The agency invites feedback on all aspects of the proposed rule, initially published Aug. 30, but specifically asks:

  1. Should OSHA defer to the employees’ selection of a representative to aid the inspection when the representative is a third party (in other words, remove its requirement for third-party representatives to be “reasonably necessary” to the inspection)?
  2. Should OSHA retain the language as proposed, but add a presumption that a third-party representative authorized by employees is reasonably necessary to the conduct of an effective and thorough physical inspection of the workplace?
  3. Should OSHA expand the criteria for an employees’ representative who is a third party to participate in the inspection to include circumstances when the Compliance Safety and Health Officer determines that such participation would aid employees in effectively exercising their rights under the OSH Act? If so, should OSHA defer to employees’ selection of a representative who would aid them in effectively exercising their rights?

Under OSHA 1903.8, a walkaround representative “shall be an employee(s) of the employer.” However, the regulation also allows an OSHA inspector, or CSHO, to make a judgment call on whether a third party can participate in the walkaround.

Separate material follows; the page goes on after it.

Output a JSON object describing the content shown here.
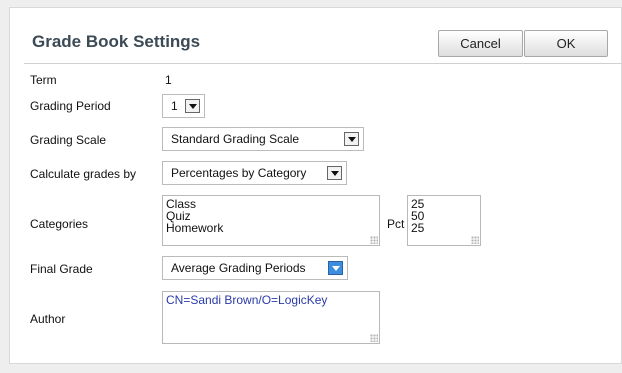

“Specifically,” an OSHA press release states, “the proposed rule clarifies that employees may authorize an employee, or they may authorize a non-employee third party if the compliance officer determines the third party is reasonably necessary to conduct an effective and thorough inspection.

“The proposed changes also clarify that third-party representatives are not limited to industrial hygienists or safety engineers, two examples included in the existing regulation. Third-party representatives may be reasonably necessary because they have skills, knowledge or experience that may help inform the compliance officer’s inspection. This information may include experience with particular hazards, workplace conditions or language skills that can improve communications between OSHA representatives and workers.”